Just because things are cheap and easy to access doesn't mean they've arrived at "post-scarcity." There will always be some sort of scarcity. There's a difference between "abundant" and "limitless." Think of energy requirements. Think of time. Think of opportunity costs.
*
Drak Bibliophile (The Book Loving Dragon)
*
Sometimes the Dragon Wins!!
*

Skull the Troll on January 15, 2020, 07:33:35 am
There's also the problem of people knowing where the deceased backup is stored i would think. Diane for instance might have had an offsite backup somewhere besides castle monty due to her past troubles with people stealing them might have them in an anonymous safe deposit box.

Respectfully Scott it appears like some things are post scarcity in your world setting. Nobody so far has tried to charge Diane for breathing their air for instance. In space that's not a given. Especially considering how humans cant stop breathing to go shopping around. Even the seedy cyberpunk slums in oz have free access to breathable air. It indicates that problem is somehow solved to such an extent that nobody is even thinking how to make a buck off it.

I haven't brought this up much in the story because there wasn't a good hook for it, but residents of the City do pay for their air, their water, for everything else.
Each sphere has an owner. The "Five Pillars" individually own most of them, but there are a few owned by others, or by partnerships. The sphere owner is responsible for maintaining clean, breathable air. People who own the individual buildings pay rent for space in the sphere, and for electrical power generated by the Borvonite material in the sphere. People who live in the buildings may own them or pay rent to the owners. People can get discounts on their rent by maintaining a certain amount of CO^2 eating, O^2 expelling plants. It really isn't that complicated.

So what happens if someone doesn't pay their air bill?

Scott on January 15, 2020, 08:36:16 am
There's also the problem of people knowing where the deceased backup is stored i would think. Diane for instance might have had an offsite backup somewhere besides castle monty due to her past troubles with people stealing them might have them in an anonymous safe deposit box.

Respectfully Scott it appears like some things are post scarcity in your world setting. Nobody so far has tried to charge Diane for breathing their air for instance. In space that's not a given. Especially considering how humans cant stop breathing to go shopping around. Even the seedy cyberpunk slums in oz have free access to breathable air. It indicates that problem is somehow solved to such an extent that nobody is even thinking how to make a buck off it.

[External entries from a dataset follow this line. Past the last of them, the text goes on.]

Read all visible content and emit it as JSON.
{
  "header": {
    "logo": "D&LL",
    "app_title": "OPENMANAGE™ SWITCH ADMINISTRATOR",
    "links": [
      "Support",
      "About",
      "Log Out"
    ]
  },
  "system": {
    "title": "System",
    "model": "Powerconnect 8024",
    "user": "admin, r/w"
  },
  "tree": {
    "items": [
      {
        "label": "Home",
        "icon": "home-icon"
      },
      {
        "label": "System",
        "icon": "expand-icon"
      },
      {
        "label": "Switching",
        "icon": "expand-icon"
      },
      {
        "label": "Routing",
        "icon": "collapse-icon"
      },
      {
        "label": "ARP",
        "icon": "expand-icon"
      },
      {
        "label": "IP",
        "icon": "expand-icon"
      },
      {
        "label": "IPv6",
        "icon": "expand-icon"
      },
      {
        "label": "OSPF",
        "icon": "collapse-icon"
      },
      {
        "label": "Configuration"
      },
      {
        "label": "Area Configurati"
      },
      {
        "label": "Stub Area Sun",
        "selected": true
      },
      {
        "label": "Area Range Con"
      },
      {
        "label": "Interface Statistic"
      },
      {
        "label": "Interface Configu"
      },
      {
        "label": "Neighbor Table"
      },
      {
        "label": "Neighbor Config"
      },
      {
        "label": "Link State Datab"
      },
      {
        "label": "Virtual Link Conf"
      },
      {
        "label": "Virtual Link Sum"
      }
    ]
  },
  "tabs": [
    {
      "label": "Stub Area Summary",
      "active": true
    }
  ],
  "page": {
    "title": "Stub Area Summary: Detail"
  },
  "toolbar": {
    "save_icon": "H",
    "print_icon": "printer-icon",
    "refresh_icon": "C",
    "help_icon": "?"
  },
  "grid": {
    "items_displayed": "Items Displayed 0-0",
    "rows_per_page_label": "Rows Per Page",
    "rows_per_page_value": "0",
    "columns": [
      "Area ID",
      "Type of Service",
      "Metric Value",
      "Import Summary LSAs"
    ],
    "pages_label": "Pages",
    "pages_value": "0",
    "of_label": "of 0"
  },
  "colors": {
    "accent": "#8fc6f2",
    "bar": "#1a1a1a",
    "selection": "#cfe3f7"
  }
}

I haven't brought this up much in the story because there wasn't a good hook for it, but residents of the City do pay for their air, their water, for everything else.
Each sphere has an owner. The "Five Pillars" individually own most of them, but there are a few owned by others, or by partnerships. The sphere owner is responsible for maintaining clean, breathable air. People who own the individual buildings pay rent for space in the sphere, and for electrical power generated by the Borvonite material in the sphere. People who live in the buildings may own them or pay rent to the owners. People can get discounts on their rent by maintaining a certain amount of CO^2 eating, O^2 expelling plants. It really isn't that complicated.

So what happens if someone doesn't pay their air bill?

You mean, if they don't pay the rent for their domicile? (The "air bill" is wrapped up in that.) Pretty much the same as here. They get evicted. No, not ejected into vacuum. They might go to Pandemonium, or they might apply to one of the many beneficencias either for a loan to cover the rent or for passage to another world.

 

anything